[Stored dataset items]
BEGIN
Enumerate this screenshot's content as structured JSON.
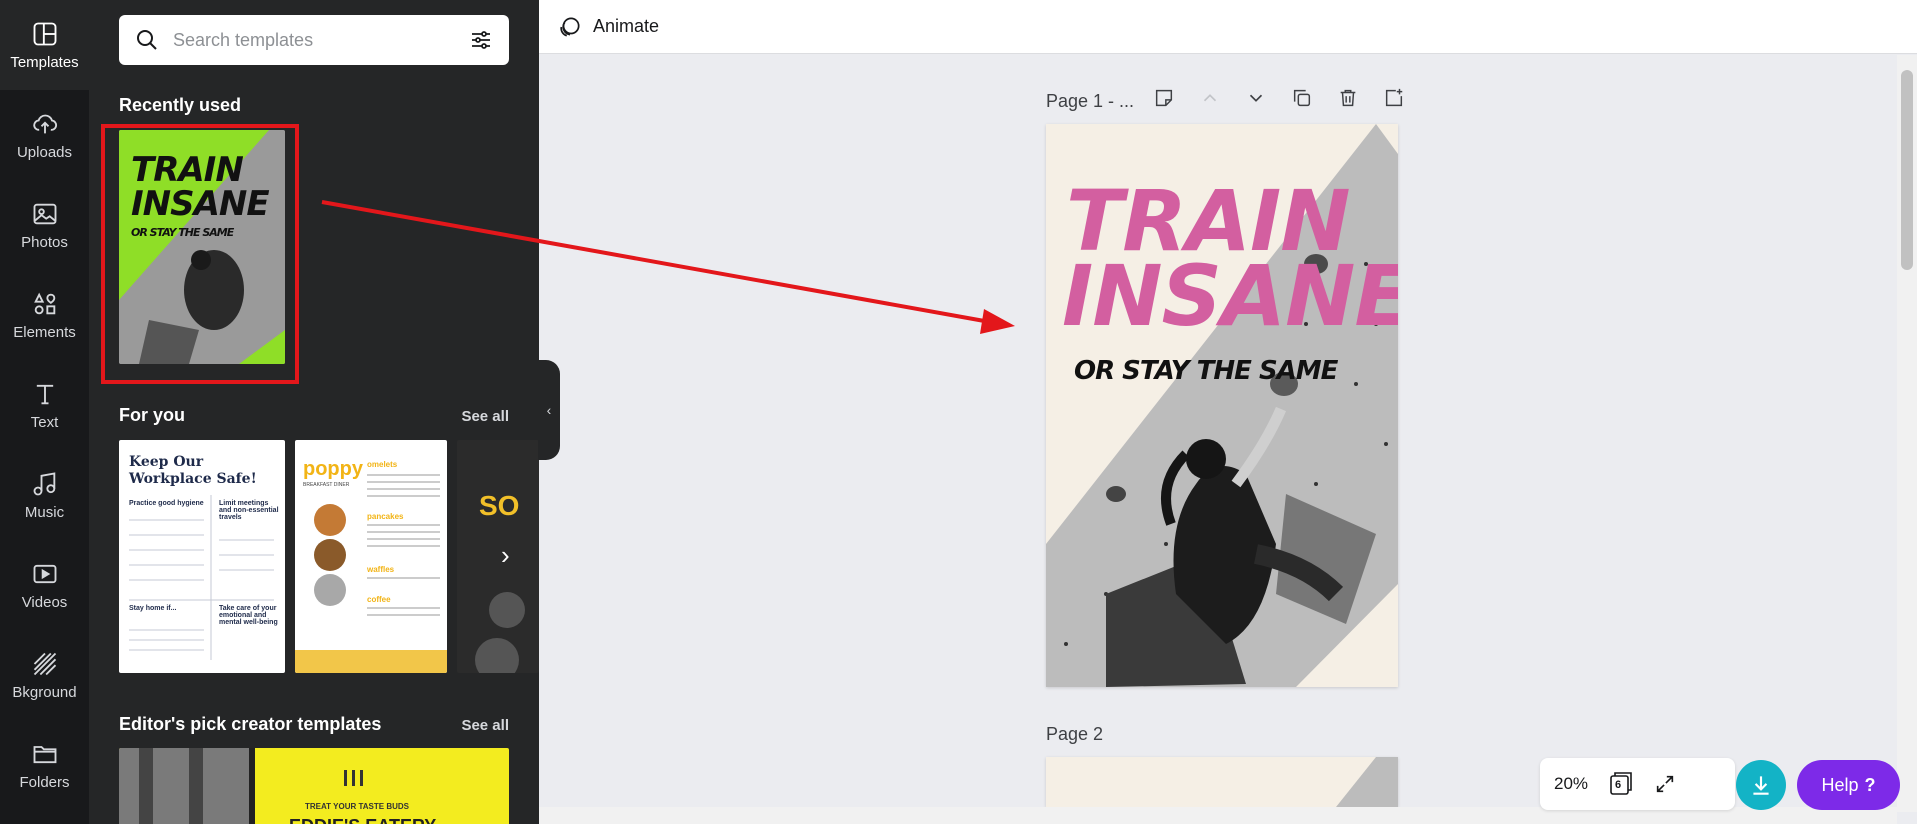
{
  "rail": {
    "items": [
      {
        "label": "Templates",
        "icon": "templates-icon"
      },
      {
        "label": "Uploads",
        "icon": "upload-icon"
      },
      {
        "label": "Photos",
        "icon": "photo-icon"
      },
      {
        "label": "Elements",
        "icon": "elements-icon"
      },
      {
        "label": "Text",
        "icon": "text-icon"
      },
      {
        "label": "Music",
        "icon": "music-icon"
      },
      {
        "label": "Videos",
        "icon": "video-icon"
      },
      {
        "label": "Bkground",
        "icon": "background-icon"
      },
      {
        "label": "Folders",
        "icon": "folder-icon"
      }
    ]
  },
  "panel": {
    "search_placeholder": "Search templates",
    "recently_used": "Recently used",
    "for_you": "For you",
    "see_all": "See all",
    "editors_pick": "Editor's pick creator templates",
    "recent_thumb": {
      "line1": "TRAIN",
      "line2": "INSANE",
      "line3": "OR STAY THE SAME"
    },
    "for_you_cards": [
      {
        "title": "Keep Our Workplace Safe!",
        "sub1": "Practice good hygiene",
        "sub2": "Limit meetings and non-essential travels",
        "sub3": "Stay home if...",
        "sub4": "Take care of your emotional and mental well-being"
      },
      {
        "title": "poppy",
        "sub1": "BREAKFAST DINER",
        "sub2": "omelets",
        "sub3": "pancakes",
        "sub4": "waffles",
        "sub5": "coffee"
      },
      {
        "title": "SO"
      }
    ],
    "editors_card": {
      "line1": "TREAT YOUR TASTE BUDS",
      "line2": "EDDIE'S EATERY"
    }
  },
  "topbar": {
    "animate": "Animate"
  },
  "canvas": {
    "page1_label": "Page 1 - ...",
    "page2_label": "Page 2",
    "poster": {
      "line1": "TRAIN",
      "line2": "INSANE",
      "line3": "OR STAY THE SAME"
    }
  },
  "footer": {
    "zoom": "20%",
    "page_count": "6",
    "help": "Help",
    "help_symbol": "?"
  },
  "colors": {
    "accent_purple": "#7d2ae8",
    "accent_teal": "#13b3c6",
    "poster_pink": "#d35fa0",
    "thumb_green": "#8fde27",
    "highlight_red": "#e3171b"
  }
}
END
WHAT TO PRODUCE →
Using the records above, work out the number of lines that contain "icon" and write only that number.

TASK SOLUTION →
9